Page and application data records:
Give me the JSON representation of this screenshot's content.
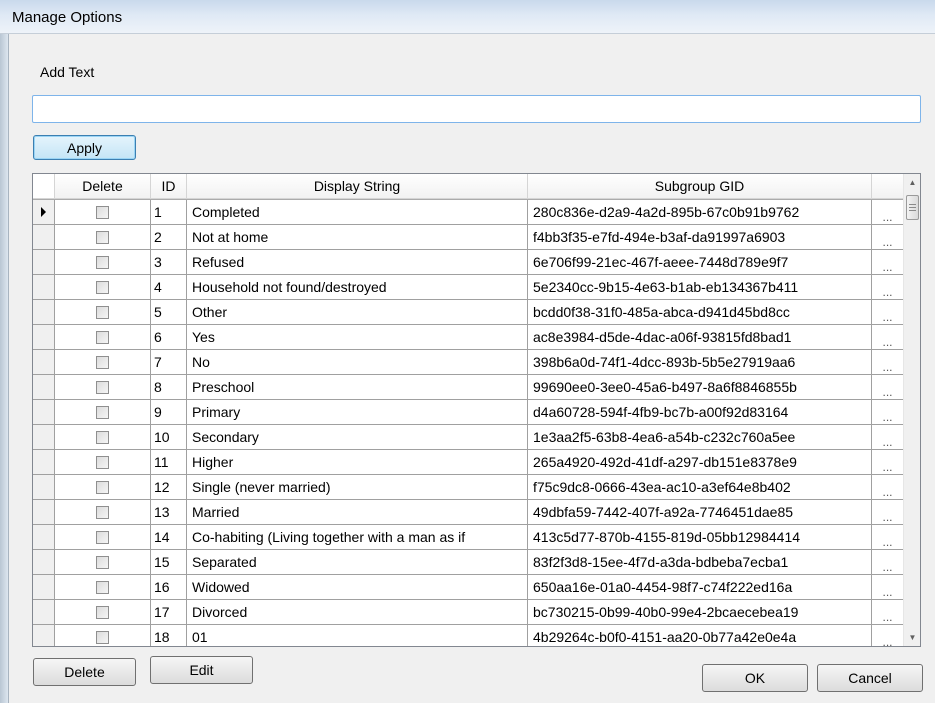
{
  "window": {
    "title": "Manage Options"
  },
  "form": {
    "add_label": "Add Text",
    "input_value": "",
    "apply_label": "Apply",
    "delete_label": "Delete",
    "edit_label": "Edit",
    "ok_label": "OK",
    "cancel_label": "Cancel"
  },
  "grid": {
    "columns": [
      "Delete",
      "ID",
      "Display String",
      "Subgroup GID",
      ""
    ],
    "ellipsis": "...",
    "rows": [
      {
        "id": "1",
        "display": "Completed",
        "gid": "280c836e-d2a9-4a2d-895b-67c0b91b9762"
      },
      {
        "id": "2",
        "display": "Not at home",
        "gid": "f4bb3f35-e7fd-494e-b3af-da91997a6903"
      },
      {
        "id": "3",
        "display": "Refused",
        "gid": "6e706f99-21ec-467f-aeee-7448d789e9f7"
      },
      {
        "id": "4",
        "display": "Household not found/destroyed",
        "gid": "5e2340cc-9b15-4e63-b1ab-eb134367b411"
      },
      {
        "id": "5",
        "display": "Other",
        "gid": "bcdd0f38-31f0-485a-abca-d941d45bd8cc"
      },
      {
        "id": "6",
        "display": "Yes",
        "gid": "ac8e3984-d5de-4dac-a06f-93815fd8bad1"
      },
      {
        "id": "7",
        "display": "No",
        "gid": "398b6a0d-74f1-4dcc-893b-5b5e27919aa6"
      },
      {
        "id": "8",
        "display": "Preschool",
        "gid": "99690ee0-3ee0-45a6-b497-8a6f8846855b"
      },
      {
        "id": "9",
        "display": "Primary",
        "gid": "d4a60728-594f-4fb9-bc7b-a00f92d83164"
      },
      {
        "id": "10",
        "display": "Secondary",
        "gid": "1e3aa2f5-63b8-4ea6-a54b-c232c760a5ee"
      },
      {
        "id": "11",
        "display": "Higher",
        "gid": "265a4920-492d-41df-a297-db151e8378e9"
      },
      {
        "id": "12",
        "display": "Single (never married)",
        "gid": "f75c9dc8-0666-43ea-ac10-a3ef64e8b402"
      },
      {
        "id": "13",
        "display": "Married",
        "gid": "49dbfa59-7442-407f-a92a-7746451dae85"
      },
      {
        "id": "14",
        "display": "Co-habiting (Living together with a man as if",
        "gid": "413c5d77-870b-4155-819d-05bb12984414"
      },
      {
        "id": "15",
        "display": "Separated",
        "gid": "83f2f3d8-15ee-4f7d-a3da-bdbeba7ecba1"
      },
      {
        "id": "16",
        "display": "Widowed",
        "gid": "650aa16e-01a0-4454-98f7-c74f222ed16a"
      },
      {
        "id": "17",
        "display": "Divorced",
        "gid": "bc730215-0b99-40b0-99e4-2bcaecebea19"
      },
      {
        "id": "18",
        "display": "01",
        "gid": "4b29264c-b0f0-4151-aa20-0b77a42e0e4a"
      }
    ]
  }
}
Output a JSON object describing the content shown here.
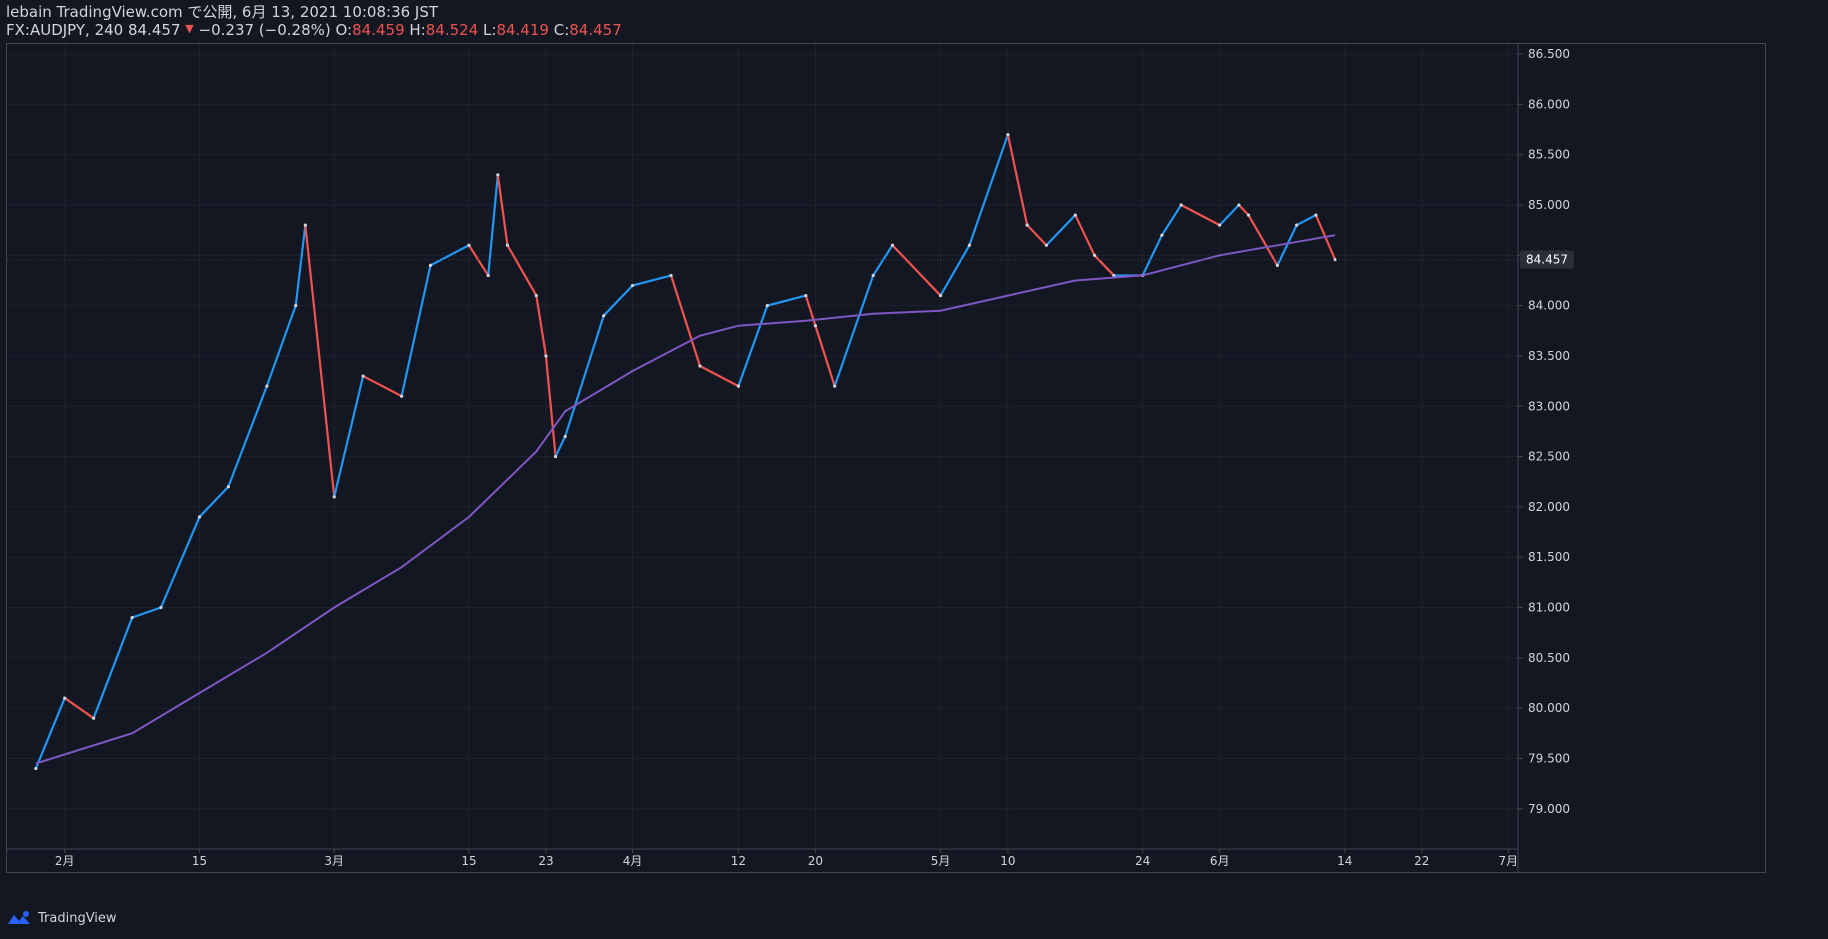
{
  "header": {
    "line1": "lebain TradingView.com で公開, 6月 13, 2021 10:08:36 JST",
    "symbol": "FX:AUDJPY, 240",
    "last": "84.457",
    "change": "−0.237 (−0.28%)",
    "o_label": "O:",
    "o_val": "84.459",
    "h_label": "H:",
    "h_val": "84.524",
    "l_label": "L:",
    "l_val": "84.419",
    "c_label": "C:",
    "c_val": "84.457"
  },
  "footer": {
    "brand": "TradingView"
  },
  "colors": {
    "bg": "#131722",
    "up": "#2196f3",
    "down": "#ef5350",
    "ma": "#7e57c2",
    "grid": "#1e222d",
    "text": "#d1d4dc"
  },
  "chart_data": {
    "type": "line",
    "title": "",
    "ylim": [
      78.6,
      86.6
    ],
    "y_ticks": [
      "86.500",
      "86.000",
      "85.500",
      "85.000",
      "84.500",
      "84.000",
      "83.500",
      "83.000",
      "82.500",
      "82.000",
      "81.500",
      "81.000",
      "80.500",
      "80.000",
      "79.500",
      "79.000"
    ],
    "current_price_label": "84.457",
    "x_ticks": [
      {
        "label": "2月",
        "x": "2021-02-01"
      },
      {
        "label": "15",
        "x": "2021-02-15"
      },
      {
        "label": "3月",
        "x": "2021-03-01"
      },
      {
        "label": "15",
        "x": "2021-03-15"
      },
      {
        "label": "23",
        "x": "2021-03-23"
      },
      {
        "label": "4月",
        "x": "2021-04-01"
      },
      {
        "label": "12",
        "x": "2021-04-12"
      },
      {
        "label": "20",
        "x": "2021-04-20"
      },
      {
        "label": "5月",
        "x": "2021-05-03"
      },
      {
        "label": "10",
        "x": "2021-05-10"
      },
      {
        "label": "24",
        "x": "2021-05-24"
      },
      {
        "label": "6月",
        "x": "2021-06-01"
      },
      {
        "label": "14",
        "x": "2021-06-14"
      },
      {
        "label": "22",
        "x": "2021-06-22"
      },
      {
        "label": "7月",
        "x": "2021-07-01"
      }
    ],
    "series": [
      {
        "kind": "price",
        "x": [
          "2021-01-29",
          "2021-02-01",
          "2021-02-04",
          "2021-02-08",
          "2021-02-11",
          "2021-02-15",
          "2021-02-18",
          "2021-02-22",
          "2021-02-25",
          "2021-02-26",
          "2021-03-01",
          "2021-03-04",
          "2021-03-08",
          "2021-03-11",
          "2021-03-15",
          "2021-03-17",
          "2021-03-18",
          "2021-03-19",
          "2021-03-22",
          "2021-03-23",
          "2021-03-24",
          "2021-03-25",
          "2021-03-29",
          "2021-04-01",
          "2021-04-05",
          "2021-04-08",
          "2021-04-12",
          "2021-04-15",
          "2021-04-19",
          "2021-04-20",
          "2021-04-22",
          "2021-04-26",
          "2021-04-28",
          "2021-05-03",
          "2021-05-06",
          "2021-05-10",
          "2021-05-12",
          "2021-05-14",
          "2021-05-17",
          "2021-05-19",
          "2021-05-21",
          "2021-05-24",
          "2021-05-26",
          "2021-05-28",
          "2021-06-01",
          "2021-06-03",
          "2021-06-04",
          "2021-06-07",
          "2021-06-09",
          "2021-06-11",
          "2021-06-13"
        ],
        "values": [
          79.4,
          80.1,
          79.9,
          80.9,
          81.0,
          81.9,
          82.2,
          83.2,
          84.0,
          84.8,
          82.1,
          83.3,
          83.1,
          84.4,
          84.6,
          84.3,
          85.3,
          84.6,
          84.1,
          83.5,
          82.5,
          82.7,
          83.9,
          84.2,
          84.3,
          83.4,
          83.2,
          84.0,
          84.1,
          83.8,
          83.2,
          84.3,
          84.6,
          84.1,
          84.6,
          85.7,
          84.8,
          84.6,
          84.9,
          84.5,
          84.3,
          84.3,
          84.7,
          85.0,
          84.8,
          85.0,
          84.9,
          84.4,
          84.8,
          84.9,
          84.457
        ]
      },
      {
        "kind": "moving-average",
        "x": [
          "2021-01-29",
          "2021-02-08",
          "2021-02-15",
          "2021-02-22",
          "2021-03-01",
          "2021-03-08",
          "2021-03-15",
          "2021-03-22",
          "2021-03-25",
          "2021-04-01",
          "2021-04-08",
          "2021-04-12",
          "2021-04-19",
          "2021-04-26",
          "2021-05-03",
          "2021-05-10",
          "2021-05-17",
          "2021-05-24",
          "2021-06-01",
          "2021-06-07",
          "2021-06-13"
        ],
        "values": [
          79.45,
          79.75,
          80.15,
          80.55,
          81.0,
          81.4,
          81.9,
          82.55,
          82.95,
          83.35,
          83.7,
          83.8,
          83.85,
          83.92,
          83.95,
          84.1,
          84.25,
          84.3,
          84.5,
          84.6,
          84.7
        ]
      }
    ]
  }
}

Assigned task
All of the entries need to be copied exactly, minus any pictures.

Reply to the task
Give me the JSON representation of this screenshot's content.
{
  "window": {
    "title": "Manage Options"
  },
  "form": {
    "add_label": "Add Text",
    "input_value": "",
    "apply_label": "Apply",
    "delete_label": "Delete",
    "edit_label": "Edit",
    "ok_label": "OK",
    "cancel_label": "Cancel"
  },
  "grid": {
    "columns": [
      "Delete",
      "ID",
      "Display String",
      "Subgroup GID",
      ""
    ],
    "ellipsis": "...",
    "rows": [
      {
        "id": "1",
        "display": "Completed",
        "gid": "280c836e-d2a9-4a2d-895b-67c0b91b9762"
      },
      {
        "id": "2",
        "display": "Not at home",
        "gid": "f4bb3f35-e7fd-494e-b3af-da91997a6903"
      },
      {
        "id": "3",
        "display": "Refused",
        "gid": "6e706f99-21ec-467f-aeee-7448d789e9f7"
      },
      {
        "id": "4",
        "display": "Household not found/destroyed",
        "gid": "5e2340cc-9b15-4e63-b1ab-eb134367b411"
      },
      {
        "id": "5",
        "display": "Other",
        "gid": "bcdd0f38-31f0-485a-abca-d941d45bd8cc"
      },
      {
        "id": "6",
        "display": "Yes",
        "gid": "ac8e3984-d5de-4dac-a06f-93815fd8bad1"
      },
      {
        "id": "7",
        "display": "No",
        "gid": "398b6a0d-74f1-4dcc-893b-5b5e27919aa6"
      },
      {
        "id": "8",
        "display": "Preschool",
        "gid": "99690ee0-3ee0-45a6-b497-8a6f8846855b"
      },
      {
        "id": "9",
        "display": "Primary",
        "gid": "d4a60728-594f-4fb9-bc7b-a00f92d83164"
      },
      {
        "id": "10",
        "display": "Secondary",
        "gid": "1e3aa2f5-63b8-4ea6-a54b-c232c760a5ee"
      },
      {
        "id": "11",
        "display": "Higher",
        "gid": "265a4920-492d-41df-a297-db151e8378e9"
      },
      {
        "id": "12",
        "display": "Single (never married)",
        "gid": "f75c9dc8-0666-43ea-ac10-a3ef64e8b402"
      },
      {
        "id": "13",
        "display": "Married",
        "gid": "49dbfa59-7442-407f-a92a-7746451dae85"
      },
      {
        "id": "14",
        "display": "Co-habiting (Living together with a man as if",
        "gid": "413c5d77-870b-4155-819d-05bb12984414"
      },
      {
        "id": "15",
        "display": "Separated",
        "gid": "83f2f3d8-15ee-4f7d-a3da-bdbeba7ecba1"
      },
      {
        "id": "16",
        "display": "Widowed",
        "gid": "650aa16e-01a0-4454-98f7-c74f222ed16a"
      },
      {
        "id": "17",
        "display": "Divorced",
        "gid": "bc730215-0b99-40b0-99e4-2bcaecebea19"
      },
      {
        "id": "18",
        "display": "01",
        "gid": "4b29264c-b0f0-4151-aa20-0b77a42e0e4a"
      }
    ]
  }
}
Output a JSON object describing the content shown here.
{
  "header": {
    "line1": "lebain TradingView.com で公開, 6月 13, 2021 10:08:36 JST",
    "symbol": "FX:AUDJPY, 240",
    "last": "84.457",
    "change": "−0.237 (−0.28%)",
    "o_label": "O:",
    "o_val": "84.459",
    "h_label": "H:",
    "h_val": "84.524",
    "l_label": "L:",
    "l_val": "84.419",
    "c_label": "C:",
    "c_val": "84.457"
  },
  "footer": {
    "brand": "TradingView"
  },
  "colors": {
    "bg": "#131722",
    "up": "#2196f3",
    "down": "#ef5350",
    "ma": "#7e57c2",
    "grid": "#1e222d",
    "text": "#d1d4dc"
  },
  "chart_data": {
    "type": "line",
    "title": "",
    "ylim": [
      78.6,
      86.6
    ],
    "y_ticks": [
      "86.500",
      "86.000",
      "85.500",
      "85.000",
      "84.500",
      "84.000",
      "83.500",
      "83.000",
      "82.500",
      "82.000",
      "81.500",
      "81.000",
      "80.500",
      "80.000",
      "79.500",
      "79.000"
    ],
    "current_price_label": "84.457",
    "x_ticks": [
      {
        "label": "2月",
        "x": "2021-02-01"
      },
      {
        "label": "15",
        "x": "2021-02-15"
      },
      {
        "label": "3月",
        "x": "2021-03-01"
      },
      {
        "label": "15",
        "x": "2021-03-15"
      },
      {
        "label": "23",
        "x": "2021-03-23"
      },
      {
        "label": "4月",
        "x": "2021-04-01"
      },
      {
        "label": "12",
        "x": "2021-04-12"
      },
      {
        "label": "20",
        "x": "2021-04-20"
      },
      {
        "label": "5月",
        "x": "2021-05-03"
      },
      {
        "label": "10",
        "x": "2021-05-10"
      },
      {
        "label": "24",
        "x": "2021-05-24"
      },
      {
        "label": "6月",
        "x": "2021-06-01"
      },
      {
        "label": "14",
        "x": "2021-06-14"
      },
      {
        "label": "22",
        "x": "2021-06-22"
      },
      {
        "label": "7月",
        "x": "2021-07-01"
      }
    ],
    "series": [
      {
        "kind": "price",
        "x": [
          "2021-01-29",
          "2021-02-01",
          "2021-02-04",
          "2021-02-08",
          "2021-02-11",
          "2021-02-15",
          "2021-02-18",
          "2021-02-22",
          "2021-02-25",
          "2021-02-26",
          "2021-03-01",
          "2021-03-04",
          "2021-03-08",
          "2021-03-11",
          "2021-03-15",
          "2021-03-17",
          "2021-03-18",
          "2021-03-19",
          "2021-03-22",
          "2021-03-23",
          "2021-03-24",
          "2021-03-25",
          "2021-03-29",
          "2021-04-01",
          "2021-04-05",
          "2021-04-08",
          "2021-04-12",
          "2021-04-15",
          "2021-04-19",
          "2021-04-20",
          "2021-04-22",
          "2021-04-26",
          "2021-04-28",
          "2021-05-03",
          "2021-05-06",
          "2021-05-10",
          "2021-05-12",
          "2021-05-14",
          "2021-05-17",
          "2021-05-19",
          "2021-05-21",
          "2021-05-24",
          "2021-05-26",
          "2021-05-28",
          "2021-06-01",
          "2021-06-03",
          "2021-06-04",
          "2021-06-07",
          "2021-06-09",
          "2021-06-11",
          "2021-06-13"
        ],
        "values": [
          79.4,
          80.1,
          79.9,
          80.9,
          81.0,
          81.9,
          82.2,
          83.2,
          84.0,
          84.8,
          82.1,
          83.3,
          83.1,
          84.4,
          84.6,
          84.3,
          85.3,
          84.6,
          84.1,
          83.5,
          82.5,
          82.7,
          83.9,
          84.2,
          84.3,
          83.4,
          83.2,
          84.0,
          84.1,
          83.8,
          83.2,
          84.3,
          84.6,
          84.1,
          84.6,
          85.7,
          84.8,
          84.6,
          84.9,
          84.5,
          84.3,
          84.3,
          84.7,
          85.0,
          84.8,
          85.0,
          84.9,
          84.4,
          84.8,
          84.9,
          84.457
        ]
      },
      {
        "kind": "moving-average",
        "x": [
          "2021-01-29",
          "2021-02-08",
          "2021-02-15",
          "2021-02-22",
          "2021-03-01",
          "2021-03-08",
          "2021-03-15",
          "2021-03-22",
          "2021-03-25",
          "2021-04-01",
          "2021-04-08",
          "2021-04-12",
          "2021-04-19",
          "2021-04-26",
          "2021-05-03",
          "2021-05-10",
          "2021-05-17",
          "2021-05-24",
          "2021-06-01",
          "2021-06-07",
          "2021-06-13"
        ],
        "values": [
          79.45,
          79.75,
          80.15,
          80.55,
          81.0,
          81.4,
          81.9,
          82.55,
          82.95,
          83.35,
          83.7,
          83.8,
          83.85,
          83.92,
          83.95,
          84.1,
          84.25,
          84.3,
          84.5,
          84.6,
          84.7
        ]
      }
    ]
  }
}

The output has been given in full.